    For more than 40 years, the tobacco industry prevailed in lawsuits brought by injured smokers, despite overwhelming epidemiological evidence that smoking caused lung cancer. Tobacco lawyers were able to create doubt about causation. They sought to persuade jurors that "everybody knew" smoking was harmful but "nobody knows" what causes cancer by recreating in court the scientific debate resolved by the 1964 Surgeon General's Report. The particularistic structure of jury trials combined with the law's mechanistic view of causation enables a defendant to contest virtually any claim concerning disease causation. Despite judicial efforts to eliminate "junk science" from lawsuits, a well-financed defendant may succeed in persuading jurors of the epidemiological equivalent of the proposition that the earth is flat.

  19. Defining and evaluating perceptions of victim blame in antigay hate crimes.

    PubMed

    Cramer, Robert J; Nobles, Matt R; Amacker, Amanda M; Dovoedo, Lisa

    2013-09-01

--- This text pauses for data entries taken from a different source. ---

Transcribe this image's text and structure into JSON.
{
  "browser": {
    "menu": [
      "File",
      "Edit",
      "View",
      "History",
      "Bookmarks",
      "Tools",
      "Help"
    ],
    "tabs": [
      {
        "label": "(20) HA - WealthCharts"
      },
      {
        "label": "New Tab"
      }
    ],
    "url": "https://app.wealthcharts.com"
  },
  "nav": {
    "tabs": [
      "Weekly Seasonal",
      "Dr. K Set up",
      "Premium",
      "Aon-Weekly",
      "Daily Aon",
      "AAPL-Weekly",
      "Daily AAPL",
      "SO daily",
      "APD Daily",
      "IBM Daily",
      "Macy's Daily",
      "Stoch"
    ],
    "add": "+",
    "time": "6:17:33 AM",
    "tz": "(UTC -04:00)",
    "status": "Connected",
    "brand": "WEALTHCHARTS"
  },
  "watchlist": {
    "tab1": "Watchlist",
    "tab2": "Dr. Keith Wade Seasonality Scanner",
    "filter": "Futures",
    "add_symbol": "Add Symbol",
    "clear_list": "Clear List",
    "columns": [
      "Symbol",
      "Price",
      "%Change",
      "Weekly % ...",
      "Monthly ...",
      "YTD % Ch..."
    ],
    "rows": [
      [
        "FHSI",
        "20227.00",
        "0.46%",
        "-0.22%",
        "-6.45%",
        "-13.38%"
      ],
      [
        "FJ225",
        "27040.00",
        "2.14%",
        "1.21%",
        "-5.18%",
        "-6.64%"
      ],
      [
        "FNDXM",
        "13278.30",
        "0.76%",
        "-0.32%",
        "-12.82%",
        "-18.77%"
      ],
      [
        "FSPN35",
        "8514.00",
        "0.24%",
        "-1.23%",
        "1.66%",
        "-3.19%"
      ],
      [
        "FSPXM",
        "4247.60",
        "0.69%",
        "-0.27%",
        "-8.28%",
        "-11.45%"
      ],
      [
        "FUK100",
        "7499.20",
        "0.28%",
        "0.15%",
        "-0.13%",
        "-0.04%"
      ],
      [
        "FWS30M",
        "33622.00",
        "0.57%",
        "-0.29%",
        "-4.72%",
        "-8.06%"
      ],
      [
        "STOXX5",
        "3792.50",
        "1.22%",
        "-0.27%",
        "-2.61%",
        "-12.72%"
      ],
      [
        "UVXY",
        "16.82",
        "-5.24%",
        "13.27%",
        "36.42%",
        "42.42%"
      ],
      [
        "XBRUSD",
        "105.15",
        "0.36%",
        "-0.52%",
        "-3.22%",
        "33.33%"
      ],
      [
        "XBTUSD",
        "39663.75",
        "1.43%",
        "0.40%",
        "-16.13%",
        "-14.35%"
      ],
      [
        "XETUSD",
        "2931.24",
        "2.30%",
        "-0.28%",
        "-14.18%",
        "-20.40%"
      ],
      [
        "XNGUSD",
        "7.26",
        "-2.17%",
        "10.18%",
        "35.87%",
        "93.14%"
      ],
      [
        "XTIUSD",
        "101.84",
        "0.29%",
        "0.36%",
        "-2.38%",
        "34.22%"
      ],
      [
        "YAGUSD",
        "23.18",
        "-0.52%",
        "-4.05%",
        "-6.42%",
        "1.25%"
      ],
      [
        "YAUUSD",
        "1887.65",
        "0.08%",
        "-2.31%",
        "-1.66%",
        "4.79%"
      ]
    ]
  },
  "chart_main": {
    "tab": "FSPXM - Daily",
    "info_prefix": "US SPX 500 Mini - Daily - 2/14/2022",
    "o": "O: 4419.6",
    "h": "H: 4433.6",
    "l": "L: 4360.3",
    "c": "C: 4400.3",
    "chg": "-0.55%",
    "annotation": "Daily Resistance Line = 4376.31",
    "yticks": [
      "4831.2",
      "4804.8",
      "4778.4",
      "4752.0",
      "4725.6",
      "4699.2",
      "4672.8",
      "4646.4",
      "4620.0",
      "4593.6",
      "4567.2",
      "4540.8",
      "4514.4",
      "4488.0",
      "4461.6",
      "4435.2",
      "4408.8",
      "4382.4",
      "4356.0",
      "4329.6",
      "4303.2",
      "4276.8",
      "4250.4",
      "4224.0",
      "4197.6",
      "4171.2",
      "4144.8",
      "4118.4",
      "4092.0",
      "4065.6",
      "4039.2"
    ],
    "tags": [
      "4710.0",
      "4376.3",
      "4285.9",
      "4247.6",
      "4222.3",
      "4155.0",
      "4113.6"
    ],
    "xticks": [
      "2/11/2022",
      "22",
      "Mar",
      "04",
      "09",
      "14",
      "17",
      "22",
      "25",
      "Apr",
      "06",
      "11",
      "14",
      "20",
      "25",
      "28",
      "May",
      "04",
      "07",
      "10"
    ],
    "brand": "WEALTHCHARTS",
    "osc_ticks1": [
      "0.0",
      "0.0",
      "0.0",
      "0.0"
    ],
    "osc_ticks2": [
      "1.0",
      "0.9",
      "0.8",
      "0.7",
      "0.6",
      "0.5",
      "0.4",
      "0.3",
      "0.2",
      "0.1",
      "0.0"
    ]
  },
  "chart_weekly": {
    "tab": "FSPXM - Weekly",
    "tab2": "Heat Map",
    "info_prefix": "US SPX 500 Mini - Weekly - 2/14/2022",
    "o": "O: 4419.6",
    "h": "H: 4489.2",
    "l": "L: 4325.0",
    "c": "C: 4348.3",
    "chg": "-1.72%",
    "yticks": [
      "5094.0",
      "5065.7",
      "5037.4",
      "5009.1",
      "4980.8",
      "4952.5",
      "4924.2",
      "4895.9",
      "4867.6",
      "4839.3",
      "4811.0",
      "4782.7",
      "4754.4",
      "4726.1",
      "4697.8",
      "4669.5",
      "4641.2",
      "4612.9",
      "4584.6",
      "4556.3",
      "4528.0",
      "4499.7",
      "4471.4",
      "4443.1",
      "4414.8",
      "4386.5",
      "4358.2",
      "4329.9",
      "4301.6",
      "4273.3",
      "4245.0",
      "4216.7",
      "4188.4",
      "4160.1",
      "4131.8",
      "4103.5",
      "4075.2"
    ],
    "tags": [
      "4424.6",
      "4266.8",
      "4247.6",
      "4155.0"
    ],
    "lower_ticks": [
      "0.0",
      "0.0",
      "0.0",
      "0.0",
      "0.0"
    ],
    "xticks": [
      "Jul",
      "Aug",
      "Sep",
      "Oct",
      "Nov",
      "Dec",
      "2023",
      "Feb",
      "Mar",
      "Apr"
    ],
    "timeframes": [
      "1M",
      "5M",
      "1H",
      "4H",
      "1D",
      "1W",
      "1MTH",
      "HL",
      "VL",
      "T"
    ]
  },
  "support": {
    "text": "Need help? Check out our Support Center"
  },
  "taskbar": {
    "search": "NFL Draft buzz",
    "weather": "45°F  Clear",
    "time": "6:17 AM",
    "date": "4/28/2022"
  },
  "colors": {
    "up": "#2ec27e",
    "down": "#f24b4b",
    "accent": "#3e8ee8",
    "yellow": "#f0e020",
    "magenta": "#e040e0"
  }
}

    Victimology research often hinges on attribution of blame toward victims despite a lack of conceptual agreement on the definition and measure of the construct. Drawing on established blame attribution and intent literature, the present study evaluates psychometric properties of the Perceptions of Victim Blame Scale (PVBS) using mock jury samples in a vignette-based capital murder antigay hate crime context. Factor analyses show support for a three-factor structure with the following perceptions of victim blame subscales: Malice, Recklessness, and Unreliability. All factors displayed expected positive associations with homonegativity and authoritarianism. Likewise, all factors displayed null relations with trait aggression and social desirability. Only the Malice factor predicted sentencing decisions after controlling for crime condition and support for the death penalty. Results are reviewed with respect to blame attribution theory and practical application of a revised PVBS.

  20. The Potential of Dyslexic Individuals in Communication Design Education

    PubMed Central

    Çorlu, Muzaffer; Özcan, O&gcaron;uzhan; Korkmazlar, Ümran

    2007-01-01

    If dyslexic individuals have the ability to express themselves in different ways, particularly in the field of modern graphic design, would they be a favoured group in creating the extraordinary and outstanding ideas that are required in communication design? The study group consisted of 20 primary school dyslexics between ages of 7–12 and 20 non-dyslexics serving as a control group. A jury with four specialists evaluated the drawings gathered from the 40 participants. Even though we might not say surely that the dyslexics are the best possible candidates for communication design education, based on the statistical results we have concluded that they should be among the potential candidates for both general communication design education and for more specific minor study areas such as icon design. PMID:18430979